This survey found 53% of consumers will do a majority of their shopping at big-box retailers like Target or Walmart. One in five said they will plan to do most of their shopping on Amazon. Shopkick also found consumers said they like to go to stores for inspiration and will do price comparisons for all their holiday purchases.
Shopkick also found 84% will turn to their mobile devices before making a holiday purchase. They cite product reviews, price comparisons, looking for promotions and other insights as the primary reasons they use mobile technology in the shopping process.
About 42% said low prices are the most important incentive for the purchases they make, while 31% seek free shipping and other rewards for their purchases. Easy returns were important to just 6% of those surveyed.
Shopkick found that 55% of Baby Boomers and 54% of Gen Z shoppers plan to do most of their shopping at brick-and-mortar locations. The promotion days of Black Friday will be a big draw for 74% of Gen Z shoppers, while 68% of Millennials said they will most likely shop Cyber Monday.

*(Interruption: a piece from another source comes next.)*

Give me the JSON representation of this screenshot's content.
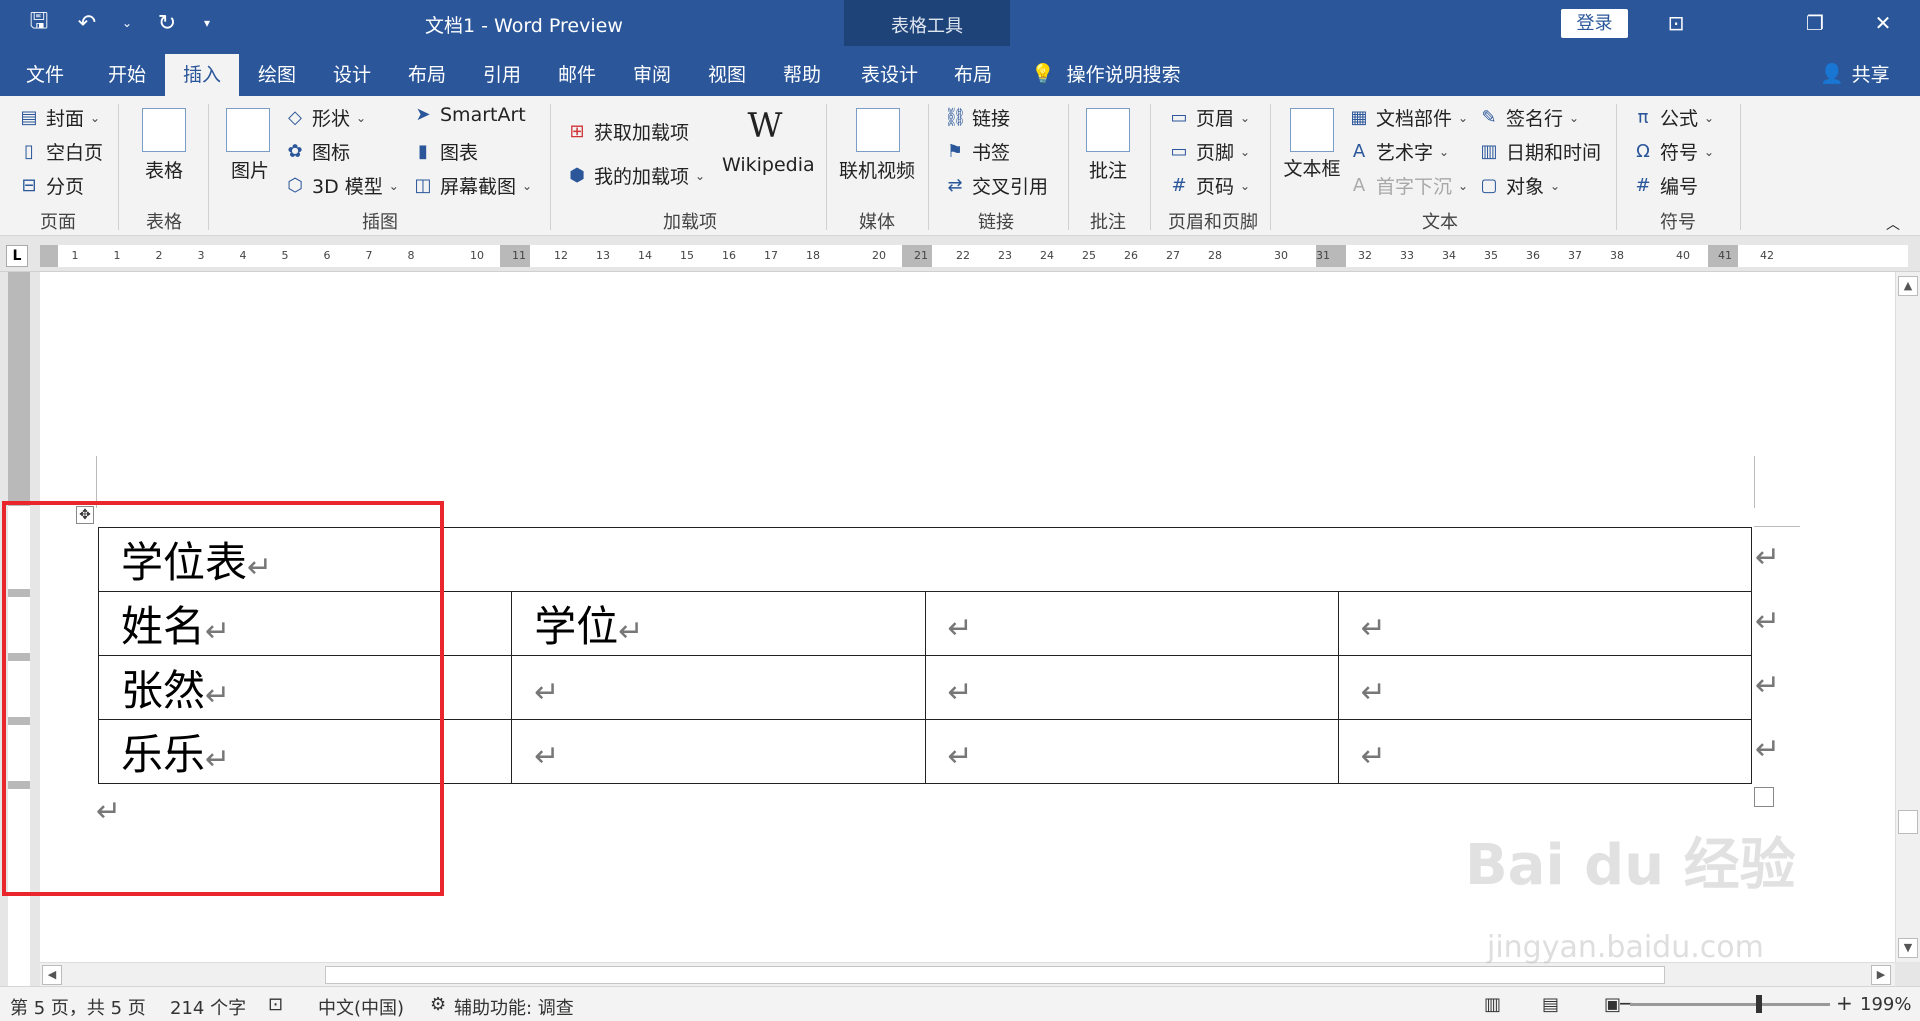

Generation Z consumers are also the most likely to shop on Thanksgiving Day with 41% planning to do so. Most of those transactions will likely be in stores, according to 83% of the Gen Z consumers surveyed. Millennials are most apt to shop by smartphone with one in three Millennials choosing mobile commerce over brick-and-mortar. Shopkick found 76% of Gen Z shoppers surveyed said they plan to use their mobile phones for price checking while they are inside brick-and-mortar stores.
The two biggest spending categories among Shopkick consumers are toys and technology in all the generations. Generation X (40%) plans to spend the most on technology followed by Generation Z at 35%. Millennials (30%) said they plan to spend the most on toys this holiday. Among all the generations surveyed, 20% said they will purchase apparel this holiday, and 34% said they would purchase electronics for holiday gifts.
Editor’s note: The Supply Side section of Talk Business & Politics focuses on the companies, organizations, issues and individuals engaged in providing products and services to retailers. The Supply Side is managed by Talk Business & Politics and sponsored by Propak Logistics.